→ Exercise prompt:
Search the material below for the string "period". Return every line that holds it.

::::

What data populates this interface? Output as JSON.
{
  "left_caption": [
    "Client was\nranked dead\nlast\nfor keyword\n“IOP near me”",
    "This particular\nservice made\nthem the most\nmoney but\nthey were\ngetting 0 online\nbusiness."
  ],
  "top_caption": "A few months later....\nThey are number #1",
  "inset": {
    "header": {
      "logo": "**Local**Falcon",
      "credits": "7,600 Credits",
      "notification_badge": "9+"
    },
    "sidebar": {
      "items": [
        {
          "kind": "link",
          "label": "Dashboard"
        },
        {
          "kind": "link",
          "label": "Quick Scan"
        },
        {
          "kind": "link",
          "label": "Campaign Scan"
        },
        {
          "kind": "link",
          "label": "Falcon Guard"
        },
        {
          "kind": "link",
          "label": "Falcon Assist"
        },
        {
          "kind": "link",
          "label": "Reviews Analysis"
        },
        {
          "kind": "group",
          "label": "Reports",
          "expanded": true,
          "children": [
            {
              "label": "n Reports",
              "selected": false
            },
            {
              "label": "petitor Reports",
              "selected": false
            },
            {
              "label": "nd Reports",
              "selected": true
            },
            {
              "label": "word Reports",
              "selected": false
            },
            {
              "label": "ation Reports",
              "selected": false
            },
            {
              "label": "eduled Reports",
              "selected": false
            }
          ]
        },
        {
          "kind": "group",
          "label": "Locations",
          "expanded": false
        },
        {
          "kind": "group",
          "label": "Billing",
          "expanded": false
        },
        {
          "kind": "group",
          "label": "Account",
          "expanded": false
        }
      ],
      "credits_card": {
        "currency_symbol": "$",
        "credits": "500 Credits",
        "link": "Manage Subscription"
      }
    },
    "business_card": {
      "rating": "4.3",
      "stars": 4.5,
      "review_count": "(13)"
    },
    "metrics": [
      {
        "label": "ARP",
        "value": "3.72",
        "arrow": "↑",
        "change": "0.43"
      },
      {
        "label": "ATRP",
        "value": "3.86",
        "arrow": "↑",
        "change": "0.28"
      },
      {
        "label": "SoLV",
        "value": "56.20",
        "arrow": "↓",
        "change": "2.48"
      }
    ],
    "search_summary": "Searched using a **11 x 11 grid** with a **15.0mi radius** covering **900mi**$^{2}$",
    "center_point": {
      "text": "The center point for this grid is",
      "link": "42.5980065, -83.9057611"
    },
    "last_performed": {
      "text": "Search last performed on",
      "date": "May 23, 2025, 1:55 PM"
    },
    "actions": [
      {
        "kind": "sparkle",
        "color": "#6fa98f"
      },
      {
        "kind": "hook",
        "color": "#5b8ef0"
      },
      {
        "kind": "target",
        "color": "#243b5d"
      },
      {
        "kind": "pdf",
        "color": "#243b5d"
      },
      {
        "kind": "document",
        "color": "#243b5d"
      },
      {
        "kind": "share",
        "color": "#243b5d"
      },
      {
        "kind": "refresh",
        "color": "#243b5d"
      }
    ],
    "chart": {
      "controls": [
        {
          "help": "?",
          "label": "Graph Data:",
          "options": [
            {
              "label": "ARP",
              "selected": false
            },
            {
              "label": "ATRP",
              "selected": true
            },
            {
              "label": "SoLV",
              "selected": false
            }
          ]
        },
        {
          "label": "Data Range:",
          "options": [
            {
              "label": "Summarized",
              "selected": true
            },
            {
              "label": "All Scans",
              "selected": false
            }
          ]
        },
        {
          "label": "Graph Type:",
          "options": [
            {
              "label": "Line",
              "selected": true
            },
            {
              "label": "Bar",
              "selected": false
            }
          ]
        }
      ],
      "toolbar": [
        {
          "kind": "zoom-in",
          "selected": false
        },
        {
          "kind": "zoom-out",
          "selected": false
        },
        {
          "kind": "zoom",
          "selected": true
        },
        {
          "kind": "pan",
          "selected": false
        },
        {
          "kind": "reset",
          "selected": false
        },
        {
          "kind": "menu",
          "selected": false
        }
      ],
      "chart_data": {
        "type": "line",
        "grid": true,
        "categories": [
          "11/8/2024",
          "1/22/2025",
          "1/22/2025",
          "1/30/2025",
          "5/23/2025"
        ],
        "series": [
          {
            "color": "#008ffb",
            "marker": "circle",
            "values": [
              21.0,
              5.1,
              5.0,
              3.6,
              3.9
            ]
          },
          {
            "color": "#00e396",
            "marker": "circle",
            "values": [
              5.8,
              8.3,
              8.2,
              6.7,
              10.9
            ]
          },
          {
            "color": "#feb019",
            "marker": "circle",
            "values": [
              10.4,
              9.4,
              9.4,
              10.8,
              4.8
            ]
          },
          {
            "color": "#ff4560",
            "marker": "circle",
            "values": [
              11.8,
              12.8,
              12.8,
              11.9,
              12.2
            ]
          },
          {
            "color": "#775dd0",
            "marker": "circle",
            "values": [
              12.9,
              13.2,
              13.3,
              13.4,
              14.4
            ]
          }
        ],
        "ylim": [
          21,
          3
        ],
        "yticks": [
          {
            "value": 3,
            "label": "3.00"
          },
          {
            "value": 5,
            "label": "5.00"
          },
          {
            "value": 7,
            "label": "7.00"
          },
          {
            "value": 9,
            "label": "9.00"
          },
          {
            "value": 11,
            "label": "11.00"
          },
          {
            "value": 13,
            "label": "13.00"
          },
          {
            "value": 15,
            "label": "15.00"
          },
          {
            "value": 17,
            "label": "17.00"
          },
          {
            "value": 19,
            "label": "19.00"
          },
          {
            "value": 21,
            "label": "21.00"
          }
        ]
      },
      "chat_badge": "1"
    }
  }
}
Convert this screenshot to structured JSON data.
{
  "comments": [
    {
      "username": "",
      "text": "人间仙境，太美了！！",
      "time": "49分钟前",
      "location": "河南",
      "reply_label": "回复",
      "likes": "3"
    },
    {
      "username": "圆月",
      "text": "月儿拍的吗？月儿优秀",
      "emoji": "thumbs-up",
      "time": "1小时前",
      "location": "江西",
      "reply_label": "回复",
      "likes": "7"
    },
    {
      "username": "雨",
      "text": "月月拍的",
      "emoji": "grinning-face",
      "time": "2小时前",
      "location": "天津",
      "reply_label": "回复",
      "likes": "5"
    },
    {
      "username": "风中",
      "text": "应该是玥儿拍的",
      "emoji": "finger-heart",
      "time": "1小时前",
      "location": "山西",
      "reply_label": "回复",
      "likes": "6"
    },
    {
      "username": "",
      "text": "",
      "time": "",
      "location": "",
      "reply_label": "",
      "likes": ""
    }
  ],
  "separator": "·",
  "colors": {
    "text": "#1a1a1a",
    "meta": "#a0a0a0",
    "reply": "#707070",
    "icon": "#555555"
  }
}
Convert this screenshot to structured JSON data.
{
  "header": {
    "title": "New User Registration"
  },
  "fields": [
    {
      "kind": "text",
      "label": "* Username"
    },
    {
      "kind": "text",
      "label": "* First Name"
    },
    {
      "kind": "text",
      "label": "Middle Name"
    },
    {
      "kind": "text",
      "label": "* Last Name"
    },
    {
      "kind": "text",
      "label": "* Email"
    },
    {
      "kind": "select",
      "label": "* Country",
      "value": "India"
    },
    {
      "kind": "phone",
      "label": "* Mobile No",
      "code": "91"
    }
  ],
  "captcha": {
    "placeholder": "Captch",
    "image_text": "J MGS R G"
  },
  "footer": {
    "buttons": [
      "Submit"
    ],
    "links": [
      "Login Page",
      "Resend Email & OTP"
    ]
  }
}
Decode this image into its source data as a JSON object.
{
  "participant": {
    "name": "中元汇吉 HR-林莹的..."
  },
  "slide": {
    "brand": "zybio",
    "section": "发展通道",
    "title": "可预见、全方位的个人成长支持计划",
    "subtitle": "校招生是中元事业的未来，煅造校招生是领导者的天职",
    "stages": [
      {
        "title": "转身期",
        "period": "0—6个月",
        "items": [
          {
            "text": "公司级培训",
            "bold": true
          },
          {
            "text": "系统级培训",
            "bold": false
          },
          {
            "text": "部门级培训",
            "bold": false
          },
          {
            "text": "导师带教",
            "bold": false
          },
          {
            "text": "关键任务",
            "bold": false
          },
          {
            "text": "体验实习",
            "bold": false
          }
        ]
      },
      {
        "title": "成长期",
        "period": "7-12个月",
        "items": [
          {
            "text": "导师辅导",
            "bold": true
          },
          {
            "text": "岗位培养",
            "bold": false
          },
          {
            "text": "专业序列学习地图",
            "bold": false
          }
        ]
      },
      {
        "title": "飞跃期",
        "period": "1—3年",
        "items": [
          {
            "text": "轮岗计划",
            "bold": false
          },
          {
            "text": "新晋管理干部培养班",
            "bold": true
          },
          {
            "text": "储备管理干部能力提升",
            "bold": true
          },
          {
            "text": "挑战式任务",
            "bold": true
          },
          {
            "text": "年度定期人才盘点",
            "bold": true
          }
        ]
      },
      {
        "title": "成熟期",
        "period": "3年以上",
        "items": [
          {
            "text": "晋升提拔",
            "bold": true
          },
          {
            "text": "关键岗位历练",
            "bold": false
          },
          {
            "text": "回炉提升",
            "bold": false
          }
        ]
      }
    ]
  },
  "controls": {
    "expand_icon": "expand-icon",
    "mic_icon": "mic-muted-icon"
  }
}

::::

→ Answer section:
        "period": "0—6个月",
        "period": "7-12个月",
        "period": "1—3年",
        "period": "3年以上",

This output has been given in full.